## Task item
List every line below containing "name".
══ Exercise data
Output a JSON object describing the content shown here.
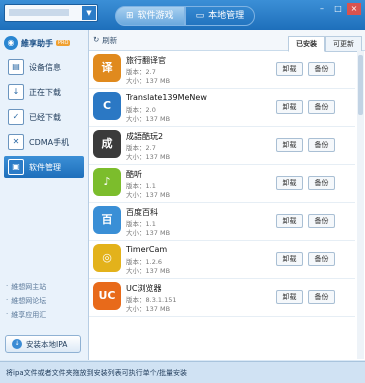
{
  "header": {
    "tabs": [
      {
        "label": "软件游戏",
        "icon": "game-icon",
        "active": true
      },
      {
        "label": "本地管理",
        "icon": "monitor-icon",
        "active": false
      }
    ],
    "device_drop": "▼",
    "window_controls": [
      "–",
      "□",
      "×"
    ]
  },
  "sidebar": {
    "brand": {
      "name": "維享助手",
      "badge": "PRO"
    },
    "items": [
      {
        "label": "设备信息",
        "icon": "device-info-icon",
        "active": false
      },
      {
        "label": "正在下载",
        "icon": "download-icon",
        "active": false
      },
      {
        "label": "已经下载",
        "icon": "check-icon",
        "active": false
      },
      {
        "label": "CDMA手机",
        "icon": "wrench-icon",
        "active": false
      },
      {
        "label": "软件管理",
        "icon": "software-icon",
        "active": true
      }
    ],
    "links": [
      "維想网主站",
      "維想网论坛",
      "維享应用汇"
    ],
    "install_button": "安装本地IPA"
  },
  "toolbar": {
    "refresh": "刷新",
    "subtabs": [
      {
        "label": "已安装",
        "active": true
      },
      {
        "label": "可更新",
        "active": false
      }
    ]
  },
  "apps": [
    {
      "name": "旅行翻译官",
      "version": "版本：2.7",
      "size": "大小：137 MB",
      "icon": "translator-app-icon",
      "color": "#e08a1e"
    },
    {
      "name": "Translate139MeNew",
      "version": "版本：2.0",
      "size": "大小：137 MB",
      "icon": "china-mobile-app-icon",
      "color": "#2b78c4"
    },
    {
      "name": "成語酷玩2",
      "version": "版本：2.7",
      "size": "大小：137 MB",
      "icon": "idiom-game-icon",
      "color": "#3b3b3b"
    },
    {
      "name": "酷听",
      "version": "版本：1.1",
      "size": "大小：137 MB",
      "icon": "kuting-app-icon",
      "color": "#7cbd2c"
    },
    {
      "name": "百度百科",
      "version": "版本：1.1",
      "size": "大小：137 MB",
      "icon": "baidu-baike-icon",
      "color": "#3a8fd6"
    },
    {
      "name": "TimerCam",
      "version": "版本：1.2.6",
      "size": "大小：137 MB",
      "icon": "timercam-app-icon",
      "color": "#e3b21b"
    },
    {
      "name": "UC浏览器",
      "version": "版本：8.3.1.151",
      "size": "大小：137 MB",
      "icon": "uc-browser-icon",
      "color": "#e86a1a"
    }
  ],
  "buttons": {
    "uninstall": "卸载",
    "backup": "备份"
  },
  "status": "将ipa文件或者文件夹拖放到安装列表可执行单个/批量安装"
}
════
## Task answer
      "name": "維享助手",
      "name": "旅行翻译官",
      "name": "Translate139MeNew",
      "name": "成語酷玩2",
      "name": "酷听",
      "name": "百度百科",
      "name": "TimerCam",
      "name": "UC浏览器",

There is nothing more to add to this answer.